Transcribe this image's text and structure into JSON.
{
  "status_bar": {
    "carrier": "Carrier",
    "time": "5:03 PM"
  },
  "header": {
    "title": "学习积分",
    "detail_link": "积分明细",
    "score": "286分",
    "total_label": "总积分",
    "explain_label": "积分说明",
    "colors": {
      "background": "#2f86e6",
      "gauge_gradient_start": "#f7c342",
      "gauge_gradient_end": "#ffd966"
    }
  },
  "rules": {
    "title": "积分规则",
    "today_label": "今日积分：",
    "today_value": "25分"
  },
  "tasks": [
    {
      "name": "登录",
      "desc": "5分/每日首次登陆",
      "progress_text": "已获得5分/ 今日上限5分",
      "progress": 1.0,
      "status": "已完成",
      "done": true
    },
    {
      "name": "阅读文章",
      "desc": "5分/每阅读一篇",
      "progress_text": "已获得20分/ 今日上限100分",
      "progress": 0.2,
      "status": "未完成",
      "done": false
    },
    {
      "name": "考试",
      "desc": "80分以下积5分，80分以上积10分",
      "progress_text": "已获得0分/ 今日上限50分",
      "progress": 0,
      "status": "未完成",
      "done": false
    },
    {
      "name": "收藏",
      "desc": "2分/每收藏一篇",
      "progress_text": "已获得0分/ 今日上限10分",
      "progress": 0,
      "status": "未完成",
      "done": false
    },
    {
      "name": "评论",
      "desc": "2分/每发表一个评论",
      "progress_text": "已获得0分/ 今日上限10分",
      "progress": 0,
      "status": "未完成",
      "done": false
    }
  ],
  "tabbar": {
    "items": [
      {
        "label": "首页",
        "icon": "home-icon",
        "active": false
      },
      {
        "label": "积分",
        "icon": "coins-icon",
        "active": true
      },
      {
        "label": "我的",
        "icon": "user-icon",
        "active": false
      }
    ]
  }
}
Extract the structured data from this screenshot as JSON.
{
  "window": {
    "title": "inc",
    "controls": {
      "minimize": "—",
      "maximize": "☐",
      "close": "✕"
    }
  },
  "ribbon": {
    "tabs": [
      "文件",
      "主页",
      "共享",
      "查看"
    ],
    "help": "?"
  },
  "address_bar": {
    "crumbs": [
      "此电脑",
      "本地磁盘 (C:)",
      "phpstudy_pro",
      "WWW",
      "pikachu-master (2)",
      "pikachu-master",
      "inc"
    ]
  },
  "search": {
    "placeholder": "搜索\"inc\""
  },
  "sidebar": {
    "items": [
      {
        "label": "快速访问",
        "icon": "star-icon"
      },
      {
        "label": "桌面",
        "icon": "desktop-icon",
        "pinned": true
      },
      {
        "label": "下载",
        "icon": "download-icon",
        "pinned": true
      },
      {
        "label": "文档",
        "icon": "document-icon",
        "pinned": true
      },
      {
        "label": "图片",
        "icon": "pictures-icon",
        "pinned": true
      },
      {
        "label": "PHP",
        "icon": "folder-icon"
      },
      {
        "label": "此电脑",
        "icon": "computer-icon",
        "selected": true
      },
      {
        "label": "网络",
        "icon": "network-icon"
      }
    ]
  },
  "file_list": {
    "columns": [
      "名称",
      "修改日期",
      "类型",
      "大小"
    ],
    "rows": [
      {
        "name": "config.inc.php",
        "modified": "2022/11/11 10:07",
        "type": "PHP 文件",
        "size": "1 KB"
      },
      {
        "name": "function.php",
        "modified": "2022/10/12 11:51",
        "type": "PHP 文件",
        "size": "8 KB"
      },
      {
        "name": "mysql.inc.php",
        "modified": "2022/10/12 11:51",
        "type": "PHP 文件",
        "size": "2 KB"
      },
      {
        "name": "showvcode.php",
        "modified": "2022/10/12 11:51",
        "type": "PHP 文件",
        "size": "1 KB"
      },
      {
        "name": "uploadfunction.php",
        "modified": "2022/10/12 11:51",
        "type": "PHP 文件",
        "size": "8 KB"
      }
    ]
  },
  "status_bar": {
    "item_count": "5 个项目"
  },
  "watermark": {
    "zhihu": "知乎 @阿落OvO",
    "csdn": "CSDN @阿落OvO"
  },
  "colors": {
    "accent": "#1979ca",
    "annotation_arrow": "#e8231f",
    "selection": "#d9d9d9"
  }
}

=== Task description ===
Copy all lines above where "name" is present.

=== Reply ===
      "name": "登录",
      "name": "阅读文章",
      "name": "考试",
      "name": "收藏",
      "name": "评论",
        "name": "config.inc.php",
        "name": "function.php",
        "name": "mysql.inc.php",
        "name": "showvcode.php",
        "name": "uploadfunction.php",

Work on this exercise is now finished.